Rebel, or Tamarud, is a petition drive aimed at ousting President Morsi by collecting more signatures calling for his resignation than the number of votes he received in the 2012 elections. On June 30, the organizers will take to the streets in a rally that is likely to touch off clashes with security forces and Morsi's supporters.
Even as conflict rages, a wave of research and innovation in Arabian Gulf countries is bringing with it significant investment in science and research infrastructure — and even U.S.-style universities, writes Shelly Culbertson.
Bibliometricians, who have so far paid little attention to how their creations behave when released into the wild, should be monitoring how metrics are being applied and devising guidelines for best practice, writes Gemma Derrick.
The imposition of sanction after sanction without a clear diplomatic approach may convince Iran's leadership that the United States seeks regime implosion and overthrow rather than a solution to the nuclear crisis, write Alireza Nader and Colin H. Kahl.
RAND congratulates physician researcher Ateev Mehrotra on receiving AcademyHealth's 2013 Alice S. Hersh New Investigator Award.
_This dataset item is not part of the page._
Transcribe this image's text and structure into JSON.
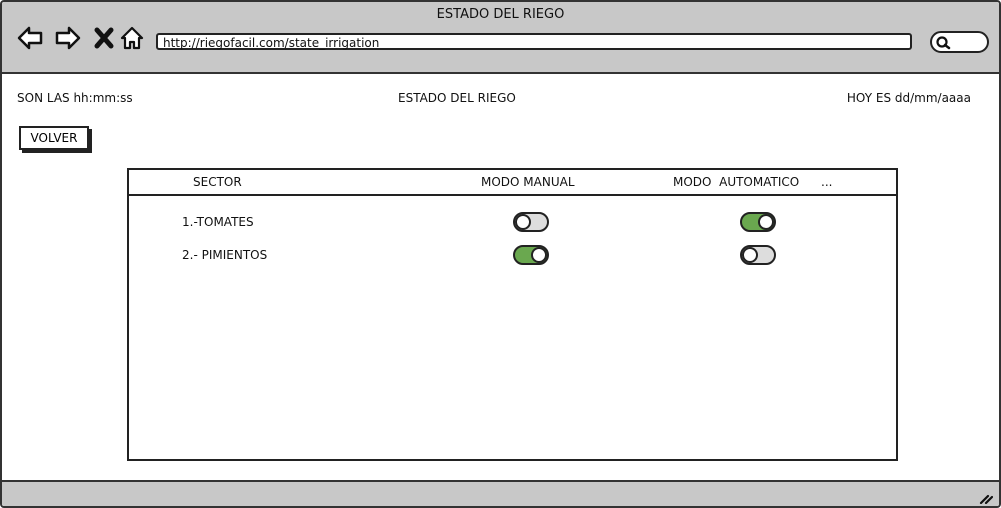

The award recognizes early-career health services researchers who “show exceptional promise for future contributions.”
While Dalrymple's account of the British retreat is masterful, his effort to generate lessons for today is at times simplistic, writes Seth Jones. Massive social and political changes in Afghanistan make it thorny to pull many lessons from the first Anglo-Afghan war.
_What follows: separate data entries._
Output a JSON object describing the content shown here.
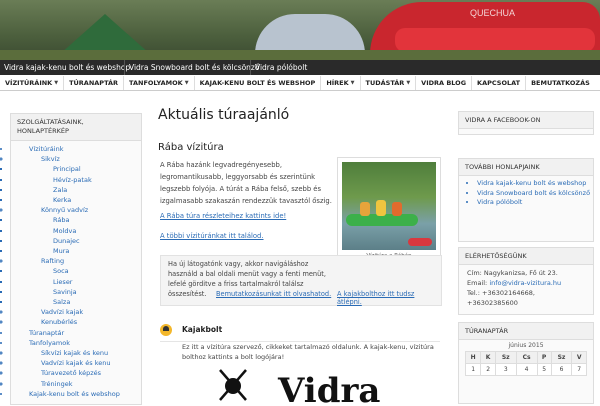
{
  "header": {
    "brand": "QUECHUA"
  },
  "site_links": [
    "Vidra kajak-kenu bolt és webshop",
    "Vidra Snowboard bolt és kölcsönző",
    "Vidra pólóbolt"
  ],
  "nav": [
    {
      "label": "VÍZITÚRÁINK",
      "caret": true
    },
    {
      "label": "TÚRANAPTÁR",
      "caret": false
    },
    {
      "label": "TANFOLYAMOK",
      "caret": true
    },
    {
      "label": "KAJAK-KENU BOLT ÉS WEBSHOP",
      "caret": false
    },
    {
      "label": "HÍREK",
      "caret": true
    },
    {
      "label": "TUDÁSTÁR",
      "caret": true
    },
    {
      "label": "VIDRA BLOG",
      "caret": false
    },
    {
      "label": "KAPCSOLAT",
      "caret": false
    },
    {
      "label": "BEMUTATKOZÁS",
      "caret": false
    }
  ],
  "left": {
    "heading": "SZOLGÁLTATÁSAINK, HONLAPTÉRKÉP",
    "items": [
      {
        "label": "Vízitúráink",
        "level": 1
      },
      {
        "label": "Sikvíz",
        "level": 2
      },
      {
        "label": "Principal",
        "level": 3
      },
      {
        "label": "Hévíz-patak",
        "level": 3
      },
      {
        "label": "Zala",
        "level": 3
      },
      {
        "label": "Kerka",
        "level": 3
      },
      {
        "label": "Könnyű vadvíz",
        "level": 2
      },
      {
        "label": "Rába",
        "level": 3
      },
      {
        "label": "Moldva",
        "level": 3
      },
      {
        "label": "Dunajec",
        "level": 3
      },
      {
        "label": "Mura",
        "level": 3
      },
      {
        "label": "Rafting",
        "level": 2
      },
      {
        "label": "Soca",
        "level": 3
      },
      {
        "label": "Lieser",
        "level": 3
      },
      {
        "label": "Savinja",
        "level": 3
      },
      {
        "label": "Salza",
        "level": 3
      },
      {
        "label": "Vadvízi kajak",
        "level": 2
      },
      {
        "label": "Kenubérlés",
        "level": 2
      },
      {
        "label": "Túranaptár",
        "level": 1
      },
      {
        "label": "Tanfolyamok",
        "level": 1
      },
      {
        "label": "Síkvízi kajak és kenu",
        "level": 2
      },
      {
        "label": "Vadvízi kajak és kenu",
        "level": 2
      },
      {
        "label": "Túravezető képzés",
        "level": 2
      },
      {
        "label": "Tréningek",
        "level": 2
      },
      {
        "label": "Kajak-kenu bolt és webshop",
        "level": 1
      }
    ]
  },
  "main": {
    "title": "Aktuális túraajánló",
    "subtitle": "Rába vízitúra",
    "intro_lines": [
      "A Rába hazánk legvadregényesebb,",
      "legromantikusabb, leggyorsabb és szerintünk",
      "legszebb folyója. A túrát a Rába felső, szebb és",
      "izgalmasabb szakaszán rendezzük tavasztól őszig."
    ],
    "link_details": "A Rába túra részleteihez kattints ide!",
    "link_others": "A többi vízitúránkat itt találod.",
    "photo_caption": "Vízitúra a Rábán",
    "notice_lines": [
      "Ha új látogatónk vagy, akkor navigáláshoz",
      "használd a bal oldali menüt vagy a fenti menüt,",
      "lefelé görditve a friss tartalmakról találsz",
      "összesítést."
    ],
    "notice_link1": "Bemutatkozásunkat itt olvashatod.",
    "notice_link2": "A kajakbolthoz itt tudsz átlépni.",
    "kajakbolt_title": "Kajakbolt",
    "kajakbolt_lines": [
      "Ez itt a vízitúra szervező, cikkeket tartalmazó oldalunk. A kajak-kenu, vízitúra",
      "bolthoz kattints a bolt logójára!"
    ],
    "logo_text": "Vidra"
  },
  "right": {
    "facebook_heading": "VIDRA A FACEBOOK-ON",
    "more_sites_heading": "TOVÁBBI HONLAPJAINK",
    "more_sites": [
      "Vidra kajak-kenu bolt és webshop",
      "Vidra Snowboard bolt és kölcsönző",
      "Vidra pólóbolt"
    ],
    "contact_heading": "ELÉRHETŐSÉGÜNK",
    "contact_address": "Cím: Nagykanizsa, Fő út 23.",
    "contact_email_label": "Email:",
    "contact_email": "info@vidra-vizitura.hu",
    "contact_phone": "Tel.: +36302164668, +36302385600",
    "calendar_heading": "TÚRANAPTÁR",
    "calendar_month": "június 2015",
    "calendar_days": [
      "H",
      "K",
      "Sz",
      "Cs",
      "P",
      "Sz",
      "V"
    ],
    "calendar_week1": [
      "1",
      "2",
      "3",
      "4",
      "5",
      "6",
      "7"
    ]
  }
}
The governor of the Egyptian city of Luxor, Mohamed El-Khayat, resigned amid protests last week, just days after being appointed to the post by President Mohamed Morsi. His selection was controversial due to his affiliation with an Islamist terror group that in 1997 killed 62 people in Luxor, many of them tourists.
Rouhani may improve the economy in pursuing his underlying goal to preserve the Islamic system, writes Alireza Nader. But not all Iranians would be satisfied with just economic improvements. Many want greater freedom of expression and a bigger say in the political system.
Students who had taken occupationally focused career and technical education (CTE) courses in addition to their regular academic courses had similar learning gains to those who had only taken academic courses: an academic curriculum that includes CTE courses neither bolstered nor curtailed the acquisition of math skills.
Senior Pentagon officials announced today that by 2016, women will be allowed to join front-line combat roles, including infantry, armor, and special operations. RAND has conducted research on the evolving roles of women in the military and has several experts available to discuss the DoD's policies.
Because of the ACA's regulations, some smaller employers with young and healthy workers are considering avoiding the purchase of health care coverage in the regulated market, opting instead to self-insure their employees.
Qatar has a salsa scene. Dubai hosted the big international Fujairah Latin Festival. The Oman Salsa Festival took place in March. Jordan and Cairo both have a salsa scene. What makes this so conversation-worthy is that it is indicative of a growing cultural openness in parts of the Middle East.
Iran's unelected institutions—the deep state—remain more powerful than any other force. At the same time, Rouhani's election may mean that Khamenei realizes the extent of Iran's crisis and is willing to let Rouhani pave a way forward.
Research shows that engaged fathers have a positive influence on their children. Educational success, better social development, and higher self-esteem are some of the documented effects on children who have dads involved in their everyday life.
The spontaneous protests in Turkey, which began in Istanbul and have spread to over 70 Turkish cities, have raised serious questions about Turkey's political stability and Prime Minister Recep Tayyip Erdogan's leadership, writes F. Stephen Larrabee.
“Intervention” is not a useful organizing concept for a foreign policy. Foreign policy must encompass a vast range of ideas and issues — from great-power rivalry to international trade, transnational terrorism, environmental treaties, and more — that are not related in any way to intervention.
The best way to safeguard U.S. diplomatic missions abroad is to think hard up front about the purpose of the mission and to constantly reassess it in light of changing conditions, writes William Young.
The US, working closely with its allies, should approach each potential conflict with North Korea in its own context, sculpting policy that draws on experience as well as observations made through research, writes Lowell Schwartz.
The Iranian electorate goes to the polls to select a new president this weekend, but no matter who carries the vote Supreme Leader Ayatollah Ali Khamenei will continue to call the shots in Tehran, say Alireza Nader and Dalia Dassa Kaye.
The Iranian regime seeks to produce a 2013 election that at least appears to be popular and legitimate; but more importantly, Khamenei desires a president who will act as his prime minister, rather than as an independent power.
It was widely assumed that Atlanta's Grady Memorial Hospital would be the next storied public hospital close its doors, but at its darkest hour, it received help from an unexpected quarter, says Art Kellermann.
The dependent coverage provision of the Affordable Care Act is working as intended, say Andrew Mulcahy and Katherine Harris. In 2011, it spared individuals and hospitals from $147 million in emergency room costs.
The United States, South Korea and their allies would be well advised to factor in the possibility that North Korea could collapse in a fit of revolt and economic decay at any time, just as East Germany did, writes Bruce Bennett.